Scan the data below. Pull out each line where "skills" occurs.

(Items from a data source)
○ ○ ○ ○ ○
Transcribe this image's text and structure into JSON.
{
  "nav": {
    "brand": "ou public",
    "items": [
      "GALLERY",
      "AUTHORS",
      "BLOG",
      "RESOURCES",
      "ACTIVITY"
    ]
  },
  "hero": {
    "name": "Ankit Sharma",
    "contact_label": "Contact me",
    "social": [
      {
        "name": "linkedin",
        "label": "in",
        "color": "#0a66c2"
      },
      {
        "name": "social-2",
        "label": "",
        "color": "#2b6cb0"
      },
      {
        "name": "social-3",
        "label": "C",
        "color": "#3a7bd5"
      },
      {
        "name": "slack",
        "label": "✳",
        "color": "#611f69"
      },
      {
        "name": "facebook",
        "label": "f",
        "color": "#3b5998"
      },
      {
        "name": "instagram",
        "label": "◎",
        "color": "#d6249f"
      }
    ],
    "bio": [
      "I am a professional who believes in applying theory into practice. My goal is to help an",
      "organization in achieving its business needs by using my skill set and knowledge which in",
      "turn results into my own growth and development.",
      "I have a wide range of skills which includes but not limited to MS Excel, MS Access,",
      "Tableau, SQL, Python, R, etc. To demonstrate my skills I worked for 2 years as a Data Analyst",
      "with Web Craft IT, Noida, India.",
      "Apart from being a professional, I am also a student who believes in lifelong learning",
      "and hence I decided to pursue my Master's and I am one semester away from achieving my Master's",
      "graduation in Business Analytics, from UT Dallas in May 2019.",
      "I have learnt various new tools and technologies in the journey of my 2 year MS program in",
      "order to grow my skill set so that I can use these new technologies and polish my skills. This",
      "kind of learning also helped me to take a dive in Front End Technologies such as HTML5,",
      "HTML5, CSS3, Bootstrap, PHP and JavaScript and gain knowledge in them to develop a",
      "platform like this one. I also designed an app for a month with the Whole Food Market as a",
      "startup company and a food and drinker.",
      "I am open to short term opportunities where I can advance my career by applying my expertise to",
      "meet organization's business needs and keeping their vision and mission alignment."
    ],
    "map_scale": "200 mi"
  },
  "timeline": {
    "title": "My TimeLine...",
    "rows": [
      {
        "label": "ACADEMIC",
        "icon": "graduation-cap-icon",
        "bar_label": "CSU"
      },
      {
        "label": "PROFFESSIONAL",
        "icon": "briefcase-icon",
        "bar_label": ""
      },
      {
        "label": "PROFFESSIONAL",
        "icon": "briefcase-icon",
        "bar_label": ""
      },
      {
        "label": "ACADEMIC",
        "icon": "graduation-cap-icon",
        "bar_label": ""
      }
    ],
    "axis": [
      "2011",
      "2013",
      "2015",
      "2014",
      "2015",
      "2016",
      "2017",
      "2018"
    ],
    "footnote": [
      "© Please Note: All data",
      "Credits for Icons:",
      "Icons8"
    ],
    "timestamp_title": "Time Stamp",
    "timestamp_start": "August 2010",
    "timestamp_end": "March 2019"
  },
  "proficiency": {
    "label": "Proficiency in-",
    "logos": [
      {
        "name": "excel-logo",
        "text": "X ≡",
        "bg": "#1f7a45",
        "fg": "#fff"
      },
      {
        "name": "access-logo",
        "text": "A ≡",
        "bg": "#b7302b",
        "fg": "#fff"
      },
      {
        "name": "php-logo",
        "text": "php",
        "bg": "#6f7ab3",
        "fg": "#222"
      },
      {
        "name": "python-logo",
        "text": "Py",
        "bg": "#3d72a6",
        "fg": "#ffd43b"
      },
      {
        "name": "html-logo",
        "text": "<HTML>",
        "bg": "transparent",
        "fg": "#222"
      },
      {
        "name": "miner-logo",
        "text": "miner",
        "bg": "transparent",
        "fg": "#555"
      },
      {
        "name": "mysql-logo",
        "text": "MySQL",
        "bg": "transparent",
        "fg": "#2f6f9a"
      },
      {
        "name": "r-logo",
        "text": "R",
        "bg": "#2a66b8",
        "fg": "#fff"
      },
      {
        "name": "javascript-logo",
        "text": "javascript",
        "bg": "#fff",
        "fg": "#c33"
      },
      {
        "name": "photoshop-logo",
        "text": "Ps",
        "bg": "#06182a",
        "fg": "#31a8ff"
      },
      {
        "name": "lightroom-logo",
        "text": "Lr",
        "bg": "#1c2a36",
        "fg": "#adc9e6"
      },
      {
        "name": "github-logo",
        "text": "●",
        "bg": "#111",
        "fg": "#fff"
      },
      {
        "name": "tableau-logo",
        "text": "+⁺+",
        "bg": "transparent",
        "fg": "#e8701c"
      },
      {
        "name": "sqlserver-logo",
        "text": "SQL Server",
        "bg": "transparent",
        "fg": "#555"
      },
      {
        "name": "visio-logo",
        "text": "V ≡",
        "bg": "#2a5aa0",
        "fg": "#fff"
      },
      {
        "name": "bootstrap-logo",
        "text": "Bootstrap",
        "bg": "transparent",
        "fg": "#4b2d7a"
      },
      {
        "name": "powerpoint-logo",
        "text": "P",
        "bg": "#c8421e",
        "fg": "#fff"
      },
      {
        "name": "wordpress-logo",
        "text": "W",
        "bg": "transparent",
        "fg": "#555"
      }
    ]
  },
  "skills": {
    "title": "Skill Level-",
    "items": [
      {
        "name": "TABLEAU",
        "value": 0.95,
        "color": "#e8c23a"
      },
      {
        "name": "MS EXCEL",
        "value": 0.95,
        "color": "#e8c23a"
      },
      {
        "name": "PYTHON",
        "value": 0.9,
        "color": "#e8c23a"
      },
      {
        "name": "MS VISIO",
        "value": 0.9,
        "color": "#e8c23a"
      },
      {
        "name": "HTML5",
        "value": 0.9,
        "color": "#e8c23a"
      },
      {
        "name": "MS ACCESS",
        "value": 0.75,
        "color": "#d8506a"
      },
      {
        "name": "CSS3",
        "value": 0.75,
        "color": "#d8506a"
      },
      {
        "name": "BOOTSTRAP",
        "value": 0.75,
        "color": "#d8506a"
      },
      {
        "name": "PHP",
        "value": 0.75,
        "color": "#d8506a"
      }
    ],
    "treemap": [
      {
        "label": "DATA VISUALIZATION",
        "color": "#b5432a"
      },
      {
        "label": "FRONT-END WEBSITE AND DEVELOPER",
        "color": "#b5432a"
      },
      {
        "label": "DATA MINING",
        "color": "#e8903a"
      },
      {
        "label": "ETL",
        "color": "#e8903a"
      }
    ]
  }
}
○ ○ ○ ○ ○
Output of the task
      "I have a wide range of skills which includes but not limited to MS Excel, MS Access,",
      "Tableau, SQL, Python, R, etc. To demonstrate my skills I worked for 2 years as a Data Analyst",
      "order to grow my skill set so that I can use these new technologies and polish my skills. This",
  "skills": {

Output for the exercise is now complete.